Predisposition and Diagnosis
Polycystic ovarian syndrome (PCOS) may simply be defined as a hormonal imbalance; women with PCOS have ovaries that produce more androgens (male hormones) than normal. This is due to elevated levels of insulin which leads to the increase in production of androgen within the ovary. These high levels of androgen can hinder the development and release of eggs during ovulation causing PCOS infertility.
PCOS affects 1 in 20 women of childbearing age, or 5 million women in the United States. The exact cause of PCOS is unknown, but it is believed PCOS may be linked to genetics*.
To diagnose a patient with PCOS they must have 2 out of the 3 following symptoms:
- Little to no ovulation with possible irregular menstrual cycles or consistent bleeding (menses greater than 35 days or urine ovulation predictor kit never turning positive despite regular menses)
- Excess male hormone:
- Total testosterone/ free T level equal-or-greater to 50 or DHEAS levels greater than 250
- Can also be observed by male-pattern baldness or hair thinning; hirsutism (increased hair growth on face/jaw line, chest, back, stomach, upper arms, and/or upper legs); acne
- Ultrasound of ovaries indicates more than 12 follicles in an ovary
Treatment and Success
Although there is no cure for PCOS, it can be effectively managed in patients not looking to conceive with a treatment including oral birth control, metformin (glucophage), with diet and exercise.
Birth control can help control menstrual cycles, reduce male hormone levels, and help to clear acne and other skin problems. Metformin affects how insulin controls blood glucose and can lower testosterone production and delay/prevent diabetes. It may also reduce the rate of abnormal hair growth and can also help ovulation return to normal.
Lifestyle changes with diet and exercise are also great ways to manage PCOS. Limiting processed foods, foods with added sugars, adding more healthy fats, whole-grains, and lean meats to the diet can help lower blood glucose levels and improve the body’s use of insulin. Although 50% of PCOS patients are normal or even under weight, maintaining a healthy diet is still vital to the management of PCOS.
According to Dr. Samuel E. Brown, “Most women with PCOS actively trying to conceive will experience difficulty getting pregnant. Treatment for these patients with PCOS infertility can include cycles of timed intercourse with Clomid or Femara (8% average pregnancy success rate per cycle) or IUI cycles with Clomid or Femara (20% average pregnancy success rate per cycle). PCOS patients that have found no success with timed intercourse or IUI with Clomid/Femara may find increased success rates with IVF.

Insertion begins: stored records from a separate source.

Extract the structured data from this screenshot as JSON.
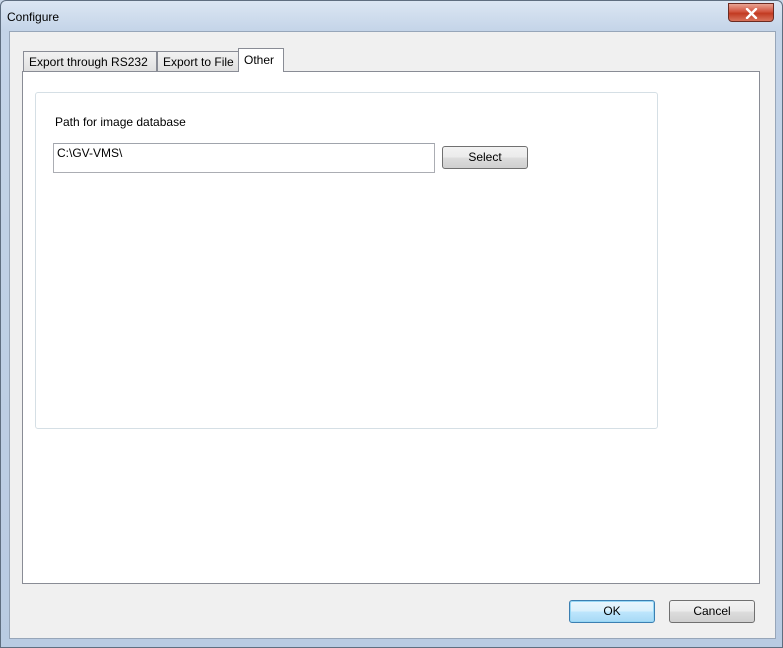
{
  "window": {
    "title": "Configure"
  },
  "tabs": [
    {
      "label": "Export through RS232",
      "active": false
    },
    {
      "label": "Export to File",
      "active": false
    },
    {
      "label": "Other",
      "active": true
    }
  ],
  "other_tab": {
    "path_label": "Path for image database",
    "path_value": "C:\\GV-VMS\\",
    "select_label": "Select"
  },
  "footer": {
    "ok_label": "OK",
    "cancel_label": "Cancel"
  },
  "icons": {
    "close": "close-icon"
  },
  "colors": {
    "close_button": "#c23b22",
    "default_button_border": "#3c7fb1"
  }
}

Even though PCOS is strongly associated with infertility, not all women with PCOS are infertile. Although there is no cure for PCOS, patients can successfully manage symptoms with proper care and treatment. Most women suffering from PCOS can carry babies to full term.
To learn more about PCOS infertility and strategies used to conceive, contact our office at (407) 244-5515 or use our online contact form.